---------- Given information ----------

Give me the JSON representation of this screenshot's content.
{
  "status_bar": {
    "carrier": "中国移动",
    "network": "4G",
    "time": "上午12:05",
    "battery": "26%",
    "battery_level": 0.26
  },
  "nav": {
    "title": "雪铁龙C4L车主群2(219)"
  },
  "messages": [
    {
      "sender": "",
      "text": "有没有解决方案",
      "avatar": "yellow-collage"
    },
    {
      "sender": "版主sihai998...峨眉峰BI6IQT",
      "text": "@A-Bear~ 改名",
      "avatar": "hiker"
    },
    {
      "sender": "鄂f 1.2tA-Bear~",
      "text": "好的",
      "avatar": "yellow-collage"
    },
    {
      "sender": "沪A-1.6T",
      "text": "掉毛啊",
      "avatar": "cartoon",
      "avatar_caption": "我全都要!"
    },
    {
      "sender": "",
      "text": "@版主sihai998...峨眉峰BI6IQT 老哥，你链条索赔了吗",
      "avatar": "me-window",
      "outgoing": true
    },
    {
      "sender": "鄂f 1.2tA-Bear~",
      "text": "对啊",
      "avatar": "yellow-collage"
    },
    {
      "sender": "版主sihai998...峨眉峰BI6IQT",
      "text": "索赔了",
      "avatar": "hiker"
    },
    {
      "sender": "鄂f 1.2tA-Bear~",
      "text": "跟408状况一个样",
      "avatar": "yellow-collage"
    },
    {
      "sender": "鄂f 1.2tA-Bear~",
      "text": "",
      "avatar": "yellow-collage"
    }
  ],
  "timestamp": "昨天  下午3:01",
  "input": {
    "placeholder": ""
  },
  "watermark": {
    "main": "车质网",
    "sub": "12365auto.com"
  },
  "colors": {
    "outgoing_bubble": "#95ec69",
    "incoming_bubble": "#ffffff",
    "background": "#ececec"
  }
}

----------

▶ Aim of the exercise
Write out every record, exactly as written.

▶ Response box
Give me the JSON representation of this screenshot's content.
{
  "status_bar": {
    "carrier": "中国移动",
    "network": "4G",
    "time": "上午12:05",
    "battery": "26%",
    "battery_level": 0.26
  },
  "nav": {
    "title": "雪铁龙C4L车主群2(219)"
  },
  "messages": [
    {
      "sender": "",
      "text": "有没有解决方案",
      "avatar": "yellow-collage"
    },
    {
      "sender": "版主sihai998...峨眉峰BI6IQT",
      "text": "@A-Bear~ 改名",
      "avatar": "hiker"
    },
    {
      "sender": "鄂f 1.2tA-Bear~",
      "text": "好的",
      "avatar": "yellow-collage"
    },
    {
      "sender": "沪A-1.6T",
      "text": "掉毛啊",
      "avatar": "cartoon",
      "avatar_caption": "我全都要!"
    },
    {
      "sender": "",
      "text": "@版主sihai998...峨眉峰BI6IQT 老哥，你链条索赔了吗",
      "avatar": "me-window",
      "outgoing": true
    },
    {
      "sender": "鄂f 1.2tA-Bear~",
      "text": "对啊",
      "avatar": "yellow-collage"
    },
    {
      "sender": "版主sihai998...峨眉峰BI6IQT",
      "text": "索赔了",
      "avatar": "hiker"
    },
    {
      "sender": "鄂f 1.2tA-Bear~",
      "text": "跟408状况一个样",
      "avatar": "yellow-collage"
    },
    {
      "sender": "鄂f 1.2tA-Bear~",
      "text": "",
      "avatar": "yellow-collage"
    }
  ],
  "timestamp": "昨天  下午3:01",
  "input": {
    "placeholder": ""
  },
  "watermark": {
    "main": "车质网",
    "sub": "12365auto.com"
  },
  "colors": {
    "outgoing_bubble": "#95ec69",
    "incoming_bubble": "#ffffff",
    "background": "#ececec"
  }
}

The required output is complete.